## The data
= = =

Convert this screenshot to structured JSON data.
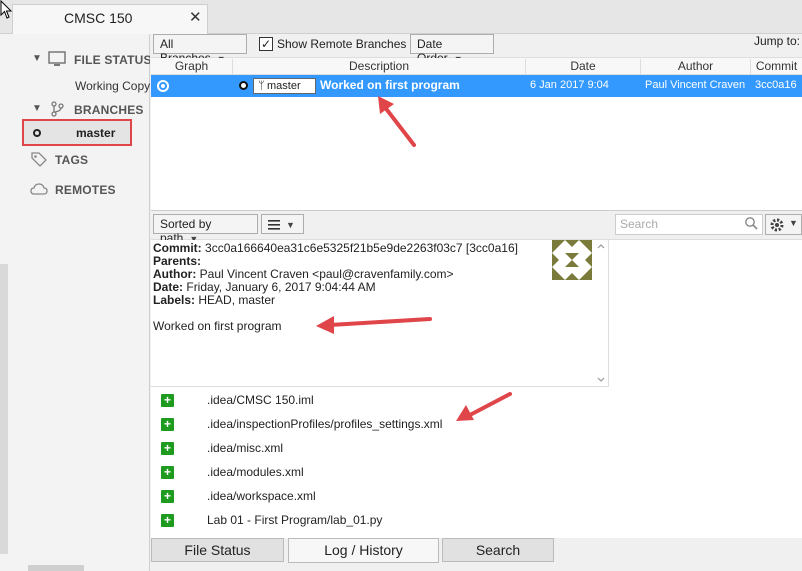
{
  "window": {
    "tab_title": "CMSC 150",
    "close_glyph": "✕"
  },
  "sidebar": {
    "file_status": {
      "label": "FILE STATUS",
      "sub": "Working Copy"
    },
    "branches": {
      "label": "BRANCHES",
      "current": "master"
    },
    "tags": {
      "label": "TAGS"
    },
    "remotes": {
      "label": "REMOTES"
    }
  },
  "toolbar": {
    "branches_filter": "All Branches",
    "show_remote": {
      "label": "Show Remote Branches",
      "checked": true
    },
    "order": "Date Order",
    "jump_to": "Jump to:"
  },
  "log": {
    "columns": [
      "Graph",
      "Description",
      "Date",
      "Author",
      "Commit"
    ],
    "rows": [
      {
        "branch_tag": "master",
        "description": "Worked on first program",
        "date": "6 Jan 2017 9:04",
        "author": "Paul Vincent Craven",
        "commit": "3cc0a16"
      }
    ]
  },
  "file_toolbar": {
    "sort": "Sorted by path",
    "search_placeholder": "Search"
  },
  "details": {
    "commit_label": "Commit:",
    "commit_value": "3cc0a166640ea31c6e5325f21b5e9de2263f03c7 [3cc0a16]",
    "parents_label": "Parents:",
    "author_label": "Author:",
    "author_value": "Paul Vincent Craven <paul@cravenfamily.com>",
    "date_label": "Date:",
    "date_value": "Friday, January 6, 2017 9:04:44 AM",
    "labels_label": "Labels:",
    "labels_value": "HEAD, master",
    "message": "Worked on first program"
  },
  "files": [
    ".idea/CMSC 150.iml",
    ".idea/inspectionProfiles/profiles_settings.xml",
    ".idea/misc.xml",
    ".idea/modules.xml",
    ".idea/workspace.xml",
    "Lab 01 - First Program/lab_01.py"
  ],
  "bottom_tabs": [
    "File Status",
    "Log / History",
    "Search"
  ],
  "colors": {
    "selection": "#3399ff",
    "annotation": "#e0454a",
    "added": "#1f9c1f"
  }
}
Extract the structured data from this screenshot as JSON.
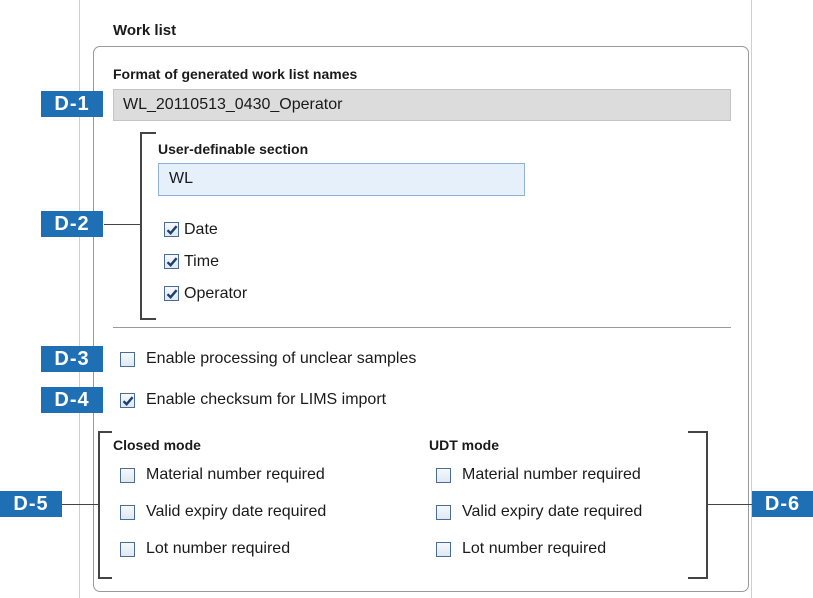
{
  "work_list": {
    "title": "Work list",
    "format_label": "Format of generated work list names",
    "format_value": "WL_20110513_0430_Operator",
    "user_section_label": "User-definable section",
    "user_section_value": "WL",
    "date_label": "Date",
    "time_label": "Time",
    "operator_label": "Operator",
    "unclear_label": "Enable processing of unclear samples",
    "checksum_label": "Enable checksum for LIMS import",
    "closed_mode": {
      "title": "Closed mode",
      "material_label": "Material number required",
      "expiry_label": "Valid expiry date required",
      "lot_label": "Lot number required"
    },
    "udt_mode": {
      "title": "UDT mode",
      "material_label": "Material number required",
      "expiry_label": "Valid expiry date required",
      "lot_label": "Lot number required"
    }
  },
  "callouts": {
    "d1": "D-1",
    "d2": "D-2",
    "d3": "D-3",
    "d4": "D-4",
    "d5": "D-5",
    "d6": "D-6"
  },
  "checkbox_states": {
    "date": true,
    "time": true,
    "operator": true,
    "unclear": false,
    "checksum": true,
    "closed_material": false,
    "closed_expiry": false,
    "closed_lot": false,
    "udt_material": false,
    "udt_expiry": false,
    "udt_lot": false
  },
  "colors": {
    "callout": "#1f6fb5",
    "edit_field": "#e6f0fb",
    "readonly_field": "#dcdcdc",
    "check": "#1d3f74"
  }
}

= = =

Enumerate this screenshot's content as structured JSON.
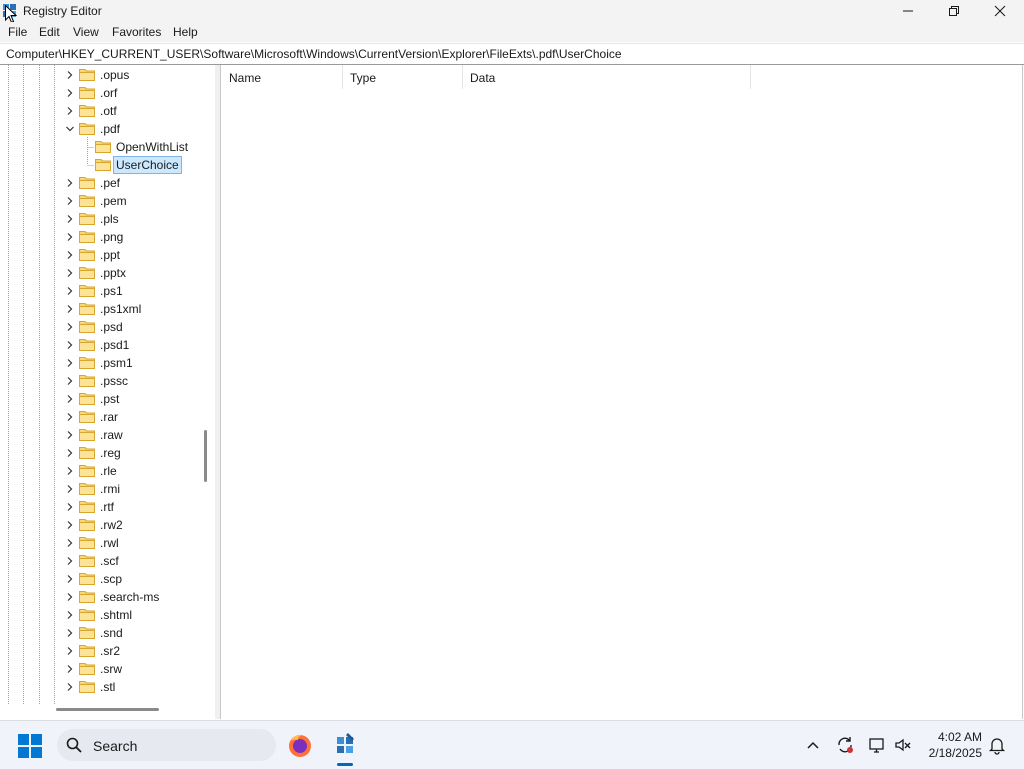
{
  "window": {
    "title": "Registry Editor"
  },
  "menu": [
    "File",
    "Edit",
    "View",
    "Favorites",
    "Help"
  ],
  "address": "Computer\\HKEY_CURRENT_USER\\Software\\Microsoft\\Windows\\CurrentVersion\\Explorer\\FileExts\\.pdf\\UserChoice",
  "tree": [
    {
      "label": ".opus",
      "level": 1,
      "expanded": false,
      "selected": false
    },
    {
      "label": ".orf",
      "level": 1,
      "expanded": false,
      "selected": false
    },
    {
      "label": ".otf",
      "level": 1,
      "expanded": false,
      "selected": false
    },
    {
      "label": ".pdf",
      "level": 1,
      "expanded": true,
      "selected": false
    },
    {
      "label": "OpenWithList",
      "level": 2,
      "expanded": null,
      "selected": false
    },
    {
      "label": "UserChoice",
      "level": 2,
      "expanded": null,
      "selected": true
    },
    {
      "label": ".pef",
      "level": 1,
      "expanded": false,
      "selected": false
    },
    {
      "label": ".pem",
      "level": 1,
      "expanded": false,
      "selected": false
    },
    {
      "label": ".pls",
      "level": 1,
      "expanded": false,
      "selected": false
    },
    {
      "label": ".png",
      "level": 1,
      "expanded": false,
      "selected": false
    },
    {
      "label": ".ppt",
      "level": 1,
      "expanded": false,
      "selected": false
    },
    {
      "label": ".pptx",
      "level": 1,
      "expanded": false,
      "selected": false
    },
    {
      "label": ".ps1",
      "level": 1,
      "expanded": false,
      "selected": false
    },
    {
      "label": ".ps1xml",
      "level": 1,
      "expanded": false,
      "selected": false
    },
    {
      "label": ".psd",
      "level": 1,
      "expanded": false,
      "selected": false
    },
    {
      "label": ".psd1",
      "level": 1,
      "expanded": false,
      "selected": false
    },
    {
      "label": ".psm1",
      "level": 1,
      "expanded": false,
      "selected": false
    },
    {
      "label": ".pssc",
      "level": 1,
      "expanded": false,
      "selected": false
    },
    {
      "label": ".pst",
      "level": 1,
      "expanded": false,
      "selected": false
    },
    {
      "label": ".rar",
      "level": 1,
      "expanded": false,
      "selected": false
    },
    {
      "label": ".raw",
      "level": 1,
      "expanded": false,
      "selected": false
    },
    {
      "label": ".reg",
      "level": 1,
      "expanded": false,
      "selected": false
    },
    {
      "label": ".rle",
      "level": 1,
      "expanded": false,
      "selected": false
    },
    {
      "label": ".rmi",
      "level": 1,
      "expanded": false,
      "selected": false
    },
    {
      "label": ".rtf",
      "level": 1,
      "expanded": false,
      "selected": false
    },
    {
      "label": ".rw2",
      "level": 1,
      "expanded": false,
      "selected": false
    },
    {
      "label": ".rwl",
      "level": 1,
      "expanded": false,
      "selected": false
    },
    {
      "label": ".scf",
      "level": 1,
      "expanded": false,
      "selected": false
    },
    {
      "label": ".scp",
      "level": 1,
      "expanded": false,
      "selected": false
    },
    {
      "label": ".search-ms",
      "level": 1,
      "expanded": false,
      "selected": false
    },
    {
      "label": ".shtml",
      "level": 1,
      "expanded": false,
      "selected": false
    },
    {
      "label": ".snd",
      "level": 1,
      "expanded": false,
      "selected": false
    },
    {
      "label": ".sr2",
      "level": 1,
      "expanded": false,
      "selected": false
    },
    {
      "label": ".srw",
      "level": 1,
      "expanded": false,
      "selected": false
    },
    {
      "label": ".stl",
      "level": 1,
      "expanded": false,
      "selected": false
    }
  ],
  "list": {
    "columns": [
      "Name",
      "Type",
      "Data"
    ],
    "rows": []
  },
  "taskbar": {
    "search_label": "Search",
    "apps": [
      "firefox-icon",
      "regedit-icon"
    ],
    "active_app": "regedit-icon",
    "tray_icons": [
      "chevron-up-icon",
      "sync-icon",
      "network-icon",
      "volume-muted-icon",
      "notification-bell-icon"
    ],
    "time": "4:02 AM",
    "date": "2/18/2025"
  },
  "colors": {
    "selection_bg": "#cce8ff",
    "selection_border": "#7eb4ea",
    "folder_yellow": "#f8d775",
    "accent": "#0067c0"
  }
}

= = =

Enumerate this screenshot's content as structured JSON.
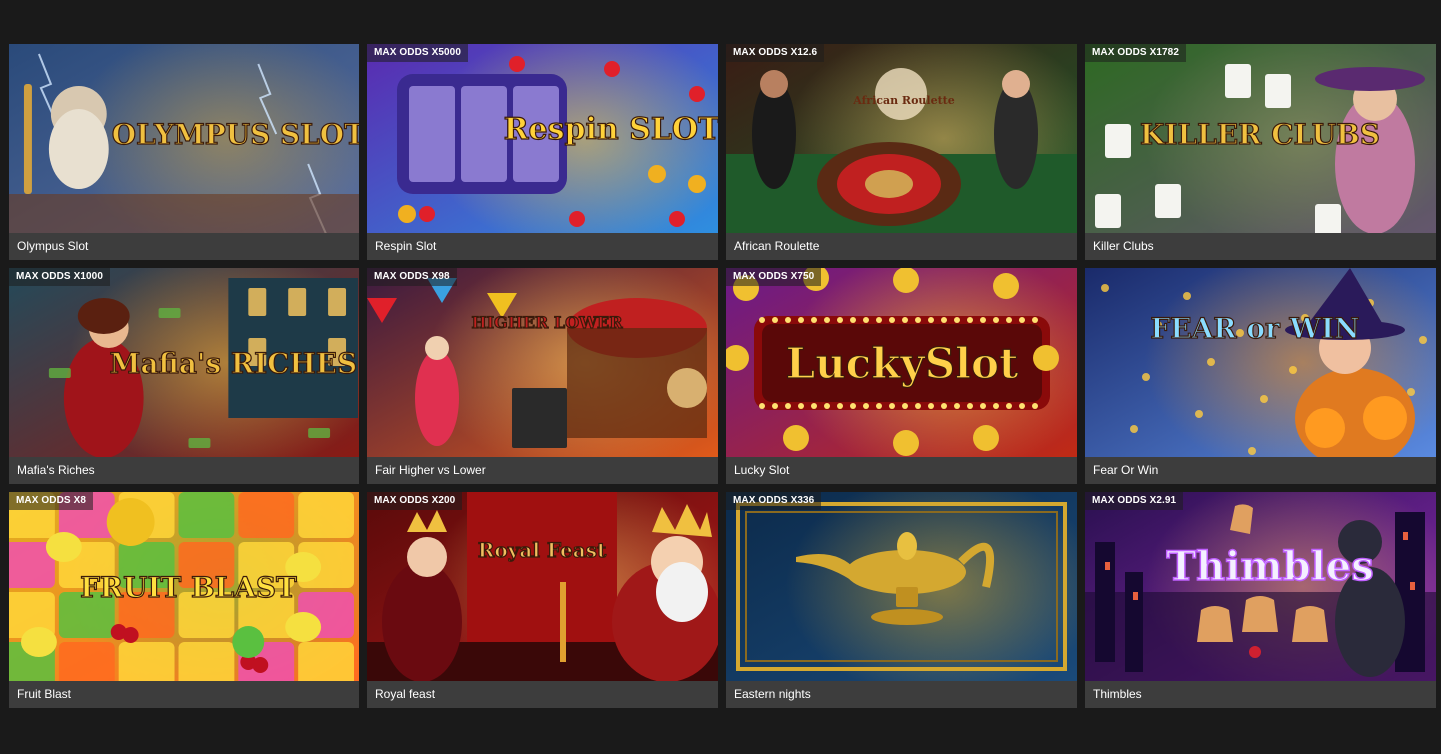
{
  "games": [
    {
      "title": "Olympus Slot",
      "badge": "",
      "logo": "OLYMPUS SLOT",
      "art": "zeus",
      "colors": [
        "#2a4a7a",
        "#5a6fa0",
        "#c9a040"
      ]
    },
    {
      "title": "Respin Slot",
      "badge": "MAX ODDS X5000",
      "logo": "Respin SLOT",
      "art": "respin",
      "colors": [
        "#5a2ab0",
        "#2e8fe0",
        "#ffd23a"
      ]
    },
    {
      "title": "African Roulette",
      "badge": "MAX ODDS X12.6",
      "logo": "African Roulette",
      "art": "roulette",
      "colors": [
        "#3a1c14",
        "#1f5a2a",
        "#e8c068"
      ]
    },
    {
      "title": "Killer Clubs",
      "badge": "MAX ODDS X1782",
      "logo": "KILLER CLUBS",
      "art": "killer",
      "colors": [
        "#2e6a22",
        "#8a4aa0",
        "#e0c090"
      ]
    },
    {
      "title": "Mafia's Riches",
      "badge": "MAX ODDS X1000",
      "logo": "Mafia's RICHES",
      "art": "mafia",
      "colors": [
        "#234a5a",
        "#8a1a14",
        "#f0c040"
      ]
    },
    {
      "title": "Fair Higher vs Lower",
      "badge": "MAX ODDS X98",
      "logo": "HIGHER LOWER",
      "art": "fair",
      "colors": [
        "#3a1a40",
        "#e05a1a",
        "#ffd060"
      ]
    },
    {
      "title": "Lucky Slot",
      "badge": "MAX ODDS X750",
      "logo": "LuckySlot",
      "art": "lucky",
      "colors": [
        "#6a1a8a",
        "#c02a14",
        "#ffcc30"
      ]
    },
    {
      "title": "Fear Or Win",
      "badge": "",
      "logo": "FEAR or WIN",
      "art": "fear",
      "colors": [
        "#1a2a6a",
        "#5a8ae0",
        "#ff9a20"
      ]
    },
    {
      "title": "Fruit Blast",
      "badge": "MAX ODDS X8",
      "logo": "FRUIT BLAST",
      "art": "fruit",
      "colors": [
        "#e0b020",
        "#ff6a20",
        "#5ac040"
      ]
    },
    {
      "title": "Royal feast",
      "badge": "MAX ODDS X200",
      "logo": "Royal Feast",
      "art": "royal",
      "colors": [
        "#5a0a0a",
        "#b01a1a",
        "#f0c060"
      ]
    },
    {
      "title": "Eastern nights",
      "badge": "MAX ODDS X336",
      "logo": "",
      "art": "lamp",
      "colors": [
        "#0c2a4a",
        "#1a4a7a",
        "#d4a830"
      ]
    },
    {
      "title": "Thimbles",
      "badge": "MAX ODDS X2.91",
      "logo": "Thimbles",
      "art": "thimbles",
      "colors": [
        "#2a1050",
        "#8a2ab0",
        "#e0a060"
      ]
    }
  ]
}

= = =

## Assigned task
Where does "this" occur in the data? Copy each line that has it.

## Exercise result
Convert this screenshot to structured JSON data.
Extract the structured data from this screenshot as JSON.
Enumerate this screenshot's content as structured JSON.
Enumerate this screenshot's content as structured JSON.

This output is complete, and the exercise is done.